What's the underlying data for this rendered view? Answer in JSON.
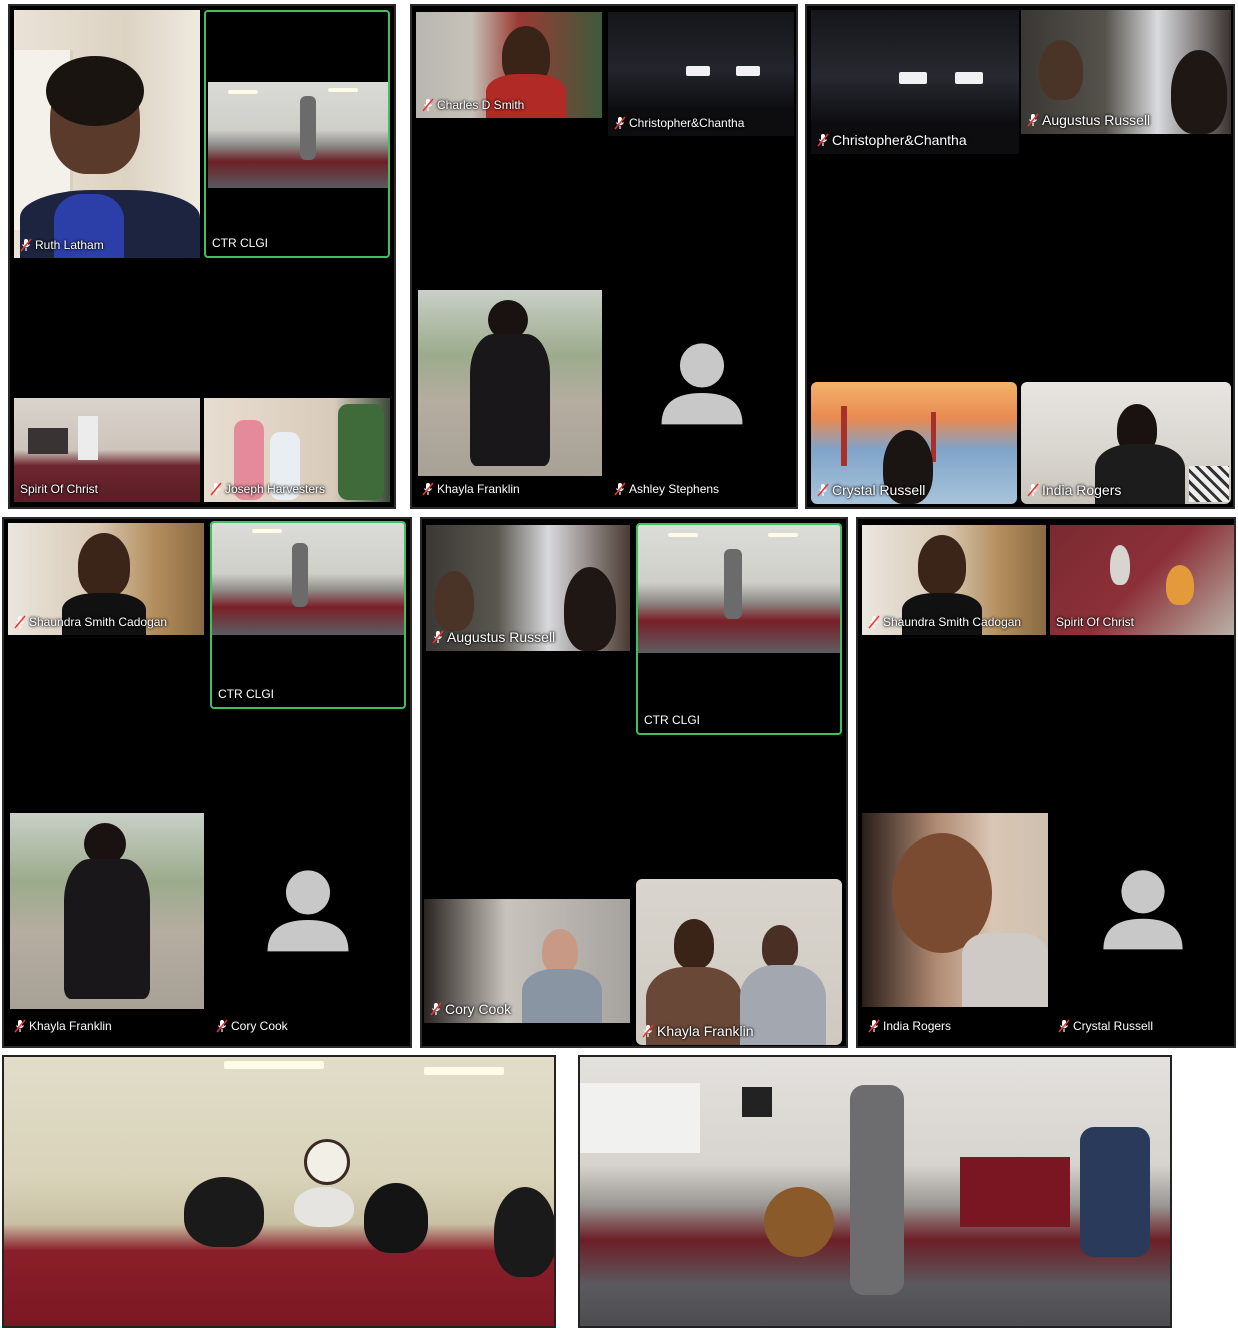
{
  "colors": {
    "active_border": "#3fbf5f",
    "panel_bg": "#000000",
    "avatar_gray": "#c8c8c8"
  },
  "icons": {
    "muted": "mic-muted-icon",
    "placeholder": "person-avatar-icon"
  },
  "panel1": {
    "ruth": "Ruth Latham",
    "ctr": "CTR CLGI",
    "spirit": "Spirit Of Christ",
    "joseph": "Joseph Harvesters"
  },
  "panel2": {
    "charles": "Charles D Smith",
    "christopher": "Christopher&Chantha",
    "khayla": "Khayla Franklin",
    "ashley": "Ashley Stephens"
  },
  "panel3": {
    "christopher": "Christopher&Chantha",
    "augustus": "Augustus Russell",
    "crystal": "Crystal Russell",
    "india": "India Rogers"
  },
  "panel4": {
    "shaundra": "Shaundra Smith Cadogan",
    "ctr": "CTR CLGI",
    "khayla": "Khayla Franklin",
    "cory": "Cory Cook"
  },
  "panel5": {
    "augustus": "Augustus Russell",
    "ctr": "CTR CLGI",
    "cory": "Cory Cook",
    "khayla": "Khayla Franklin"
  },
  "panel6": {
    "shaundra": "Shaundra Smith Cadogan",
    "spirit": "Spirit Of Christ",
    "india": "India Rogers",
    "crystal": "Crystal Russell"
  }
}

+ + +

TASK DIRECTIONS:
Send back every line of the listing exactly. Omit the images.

SOLUTION FOR THIS EXERCISE:
What's the underlying data for this rendered view? Answer in JSON.
{
  "colors": {
    "active_border": "#3fbf5f",
    "panel_bg": "#000000",
    "avatar_gray": "#c8c8c8"
  },
  "icons": {
    "muted": "mic-muted-icon",
    "placeholder": "person-avatar-icon"
  },
  "panel1": {
    "ruth": "Ruth Latham",
    "ctr": "CTR CLGI",
    "spirit": "Spirit Of Christ",
    "joseph": "Joseph Harvesters"
  },
  "panel2": {
    "charles": "Charles D Smith",
    "christopher": "Christopher&Chantha",
    "khayla": "Khayla Franklin",
    "ashley": "Ashley Stephens"
  },
  "panel3": {
    "christopher": "Christopher&Chantha",
    "augustus": "Augustus Russell",
    "crystal": "Crystal Russell",
    "india": "India Rogers"
  },
  "panel4": {
    "shaundra": "Shaundra Smith Cadogan",
    "ctr": "CTR CLGI",
    "khayla": "Khayla Franklin",
    "cory": "Cory Cook"
  },
  "panel5": {
    "augustus": "Augustus Russell",
    "ctr": "CTR CLGI",
    "cory": "Cory Cook",
    "khayla": "Khayla Franklin"
  },
  "panel6": {
    "shaundra": "Shaundra Smith Cadogan",
    "spirit": "Spirit Of Christ",
    "india": "India Rogers",
    "crystal": "Crystal Russell"
  }
}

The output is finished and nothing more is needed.